(INPUT DATA begins)

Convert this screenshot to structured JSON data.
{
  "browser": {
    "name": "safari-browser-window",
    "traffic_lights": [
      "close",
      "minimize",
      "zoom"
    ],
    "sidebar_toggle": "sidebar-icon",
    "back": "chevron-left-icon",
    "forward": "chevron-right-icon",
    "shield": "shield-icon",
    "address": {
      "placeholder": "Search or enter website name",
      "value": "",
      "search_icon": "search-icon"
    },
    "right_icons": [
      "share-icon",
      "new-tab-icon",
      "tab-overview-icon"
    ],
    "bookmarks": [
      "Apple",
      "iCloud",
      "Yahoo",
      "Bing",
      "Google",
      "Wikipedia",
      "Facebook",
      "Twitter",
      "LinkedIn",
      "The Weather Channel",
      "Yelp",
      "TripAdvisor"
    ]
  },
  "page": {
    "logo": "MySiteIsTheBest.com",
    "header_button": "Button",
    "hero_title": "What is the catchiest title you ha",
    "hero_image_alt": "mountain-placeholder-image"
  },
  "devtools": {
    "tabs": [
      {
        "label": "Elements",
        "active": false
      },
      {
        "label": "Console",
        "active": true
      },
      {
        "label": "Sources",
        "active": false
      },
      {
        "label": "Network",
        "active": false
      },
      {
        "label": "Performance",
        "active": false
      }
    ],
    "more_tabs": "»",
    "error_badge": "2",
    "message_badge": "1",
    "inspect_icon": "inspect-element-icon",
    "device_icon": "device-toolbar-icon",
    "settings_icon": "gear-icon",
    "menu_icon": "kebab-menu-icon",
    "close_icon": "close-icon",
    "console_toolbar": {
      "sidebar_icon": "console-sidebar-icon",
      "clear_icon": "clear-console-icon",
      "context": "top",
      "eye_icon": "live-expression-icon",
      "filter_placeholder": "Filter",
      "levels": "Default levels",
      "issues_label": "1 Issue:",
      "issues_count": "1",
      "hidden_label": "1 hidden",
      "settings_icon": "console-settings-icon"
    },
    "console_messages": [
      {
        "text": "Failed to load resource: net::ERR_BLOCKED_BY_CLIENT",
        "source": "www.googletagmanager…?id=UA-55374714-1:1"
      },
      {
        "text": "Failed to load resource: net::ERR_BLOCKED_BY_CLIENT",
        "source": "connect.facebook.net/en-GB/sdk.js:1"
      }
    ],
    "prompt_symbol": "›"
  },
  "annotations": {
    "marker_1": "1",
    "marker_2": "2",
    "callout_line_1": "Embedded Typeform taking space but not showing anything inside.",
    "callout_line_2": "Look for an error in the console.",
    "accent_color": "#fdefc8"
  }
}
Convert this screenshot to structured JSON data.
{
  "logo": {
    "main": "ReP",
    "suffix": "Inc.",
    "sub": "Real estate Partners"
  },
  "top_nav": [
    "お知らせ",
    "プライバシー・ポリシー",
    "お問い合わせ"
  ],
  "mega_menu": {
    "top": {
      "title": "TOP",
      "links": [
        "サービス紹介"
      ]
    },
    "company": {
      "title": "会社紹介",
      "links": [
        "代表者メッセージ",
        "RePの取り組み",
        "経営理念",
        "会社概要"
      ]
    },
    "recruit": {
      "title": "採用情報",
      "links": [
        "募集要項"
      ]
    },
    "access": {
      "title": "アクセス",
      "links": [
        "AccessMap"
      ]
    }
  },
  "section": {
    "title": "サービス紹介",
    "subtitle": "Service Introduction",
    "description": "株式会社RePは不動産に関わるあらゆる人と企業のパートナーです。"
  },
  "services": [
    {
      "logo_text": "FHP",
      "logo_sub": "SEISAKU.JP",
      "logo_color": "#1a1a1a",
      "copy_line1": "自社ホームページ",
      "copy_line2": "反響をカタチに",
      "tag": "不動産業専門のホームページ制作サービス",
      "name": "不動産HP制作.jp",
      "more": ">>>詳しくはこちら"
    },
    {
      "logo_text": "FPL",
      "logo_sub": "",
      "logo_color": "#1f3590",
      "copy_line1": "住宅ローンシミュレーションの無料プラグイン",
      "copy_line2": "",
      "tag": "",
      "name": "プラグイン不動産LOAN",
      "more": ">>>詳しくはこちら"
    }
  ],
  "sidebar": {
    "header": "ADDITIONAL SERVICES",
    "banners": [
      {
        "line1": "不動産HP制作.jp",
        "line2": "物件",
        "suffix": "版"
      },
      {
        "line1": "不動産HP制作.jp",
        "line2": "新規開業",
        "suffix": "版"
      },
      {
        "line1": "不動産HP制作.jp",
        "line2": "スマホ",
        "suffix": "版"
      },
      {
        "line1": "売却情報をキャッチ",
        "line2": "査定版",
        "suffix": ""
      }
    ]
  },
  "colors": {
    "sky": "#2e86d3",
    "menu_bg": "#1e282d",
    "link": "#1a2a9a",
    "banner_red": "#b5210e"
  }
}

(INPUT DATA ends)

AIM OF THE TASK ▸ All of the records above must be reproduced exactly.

FINISHED TASK ▸
Convert this screenshot to structured JSON data.
{
  "browser": {
    "name": "safari-browser-window",
    "traffic_lights": [
      "close",
      "minimize",
      "zoom"
    ],
    "sidebar_toggle": "sidebar-icon",
    "back": "chevron-left-icon",
    "forward": "chevron-right-icon",
    "shield": "shield-icon",
    "address": {
      "placeholder": "Search or enter website name",
      "value": "",
      "search_icon": "search-icon"
    },
    "right_icons": [
      "share-icon",
      "new-tab-icon",
      "tab-overview-icon"
    ],
    "bookmarks": [
      "Apple",
      "iCloud",
      "Yahoo",
      "Bing",
      "Google",
      "Wikipedia",
      "Facebook",
      "Twitter",
      "LinkedIn",
      "The Weather Channel",
      "Yelp",
      "TripAdvisor"
    ]
  },
  "page": {
    "logo": "MySiteIsTheBest.com",
    "header_button": "Button",
    "hero_title": "What is the catchiest title you ha",
    "hero_image_alt": "mountain-placeholder-image"
  },
  "devtools": {
    "tabs": [
      {
        "label": "Elements",
        "active": false
      },
      {
        "label": "Console",
        "active": true
      },
      {
        "label": "Sources",
        "active": false
      },
      {
        "label": "Network",
        "active": false
      },
      {
        "label": "Performance",
        "active": false
      }
    ],
    "more_tabs": "»",
    "error_badge": "2",
    "message_badge": "1",
    "inspect_icon": "inspect-element-icon",
    "device_icon": "device-toolbar-icon",
    "settings_icon": "gear-icon",
    "menu_icon": "kebab-menu-icon",
    "close_icon": "close-icon",
    "console_toolbar": {
      "sidebar_icon": "console-sidebar-icon",
      "clear_icon": "clear-console-icon",
      "context": "top",
      "eye_icon": "live-expression-icon",
      "filter_placeholder": "Filter",
      "levels": "Default levels",
      "issues_label": "1 Issue:",
      "issues_count": "1",
      "hidden_label": "1 hidden",
      "settings_icon": "console-settings-icon"
    },
    "console_messages": [
      {
        "text": "Failed to load resource: net::ERR_BLOCKED_BY_CLIENT",
        "source": "www.googletagmanager…?id=UA-55374714-1:1"
      },
      {
        "text": "Failed to load resource: net::ERR_BLOCKED_BY_CLIENT",
        "source": "connect.facebook.net/en-GB/sdk.js:1"
      }
    ],
    "prompt_symbol": "›"
  },
  "annotations": {
    "marker_1": "1",
    "marker_2": "2",
    "callout_line_1": "Embedded Typeform taking space but not showing anything inside.",
    "callout_line_2": "Look for an error in the console.",
    "accent_color": "#fdefc8"
  }
}
Convert this screenshot to structured JSON data.
{
  "logo": {
    "main": "ReP",
    "suffix": "Inc.",
    "sub": "Real estate Partners"
  },
  "top_nav": [
    "お知らせ",
    "プライバシー・ポリシー",
    "お問い合わせ"
  ],
  "mega_menu": {
    "top": {
      "title": "TOP",
      "links": [
        "サービス紹介"
      ]
    },
    "company": {
      "title": "会社紹介",
      "links": [
        "代表者メッセージ",
        "RePの取り組み",
        "経営理念",
        "会社概要"
      ]
    },
    "recruit": {
      "title": "採用情報",
      "links": [
        "募集要項"
      ]
    },
    "access": {
      "title": "アクセス",
      "links": [
        "AccessMap"
      ]
    }
  },
  "section": {
    "title": "サービス紹介",
    "subtitle": "Service Introduction",
    "description": "株式会社RePは不動産に関わるあらゆる人と企業のパートナーです。"
  },
  "services": [
    {
      "logo_text": "FHP",
      "logo_sub": "SEISAKU.JP",
      "logo_color": "#1a1a1a",
      "copy_line1": "自社ホームページ",
      "copy_line2": "反響をカタチに",
      "tag": "不動産業専門のホームページ制作サービス",
      "name": "不動産HP制作.jp",
      "more": ">>>詳しくはこちら"
    },
    {
      "logo_text": "FPL",
      "logo_sub": "",
      "logo_color": "#1f3590",
      "copy_line1": "住宅ローンシミュレーションの無料プラグイン",
      "copy_line2": "",
      "tag": "",
      "name": "プラグイン不動産LOAN",
      "more": ">>>詳しくはこちら"
    }
  ],
  "sidebar": {
    "header": "ADDITIONAL SERVICES",
    "banners": [
      {
        "line1": "不動産HP制作.jp",
        "line2": "物件",
        "suffix": "版"
      },
      {
        "line1": "不動産HP制作.jp",
        "line2": "新規開業",
        "suffix": "版"
      },
      {
        "line1": "不動産HP制作.jp",
        "line2": "スマホ",
        "suffix": "版"
      },
      {
        "line1": "売却情報をキャッチ",
        "line2": "査定版",
        "suffix": ""
      }
    ]
  },
  "colors": {
    "sky": "#2e86d3",
    "menu_bg": "#1e282d",
    "link": "#1a2a9a",
    "banner_red": "#b5210e"
  }
}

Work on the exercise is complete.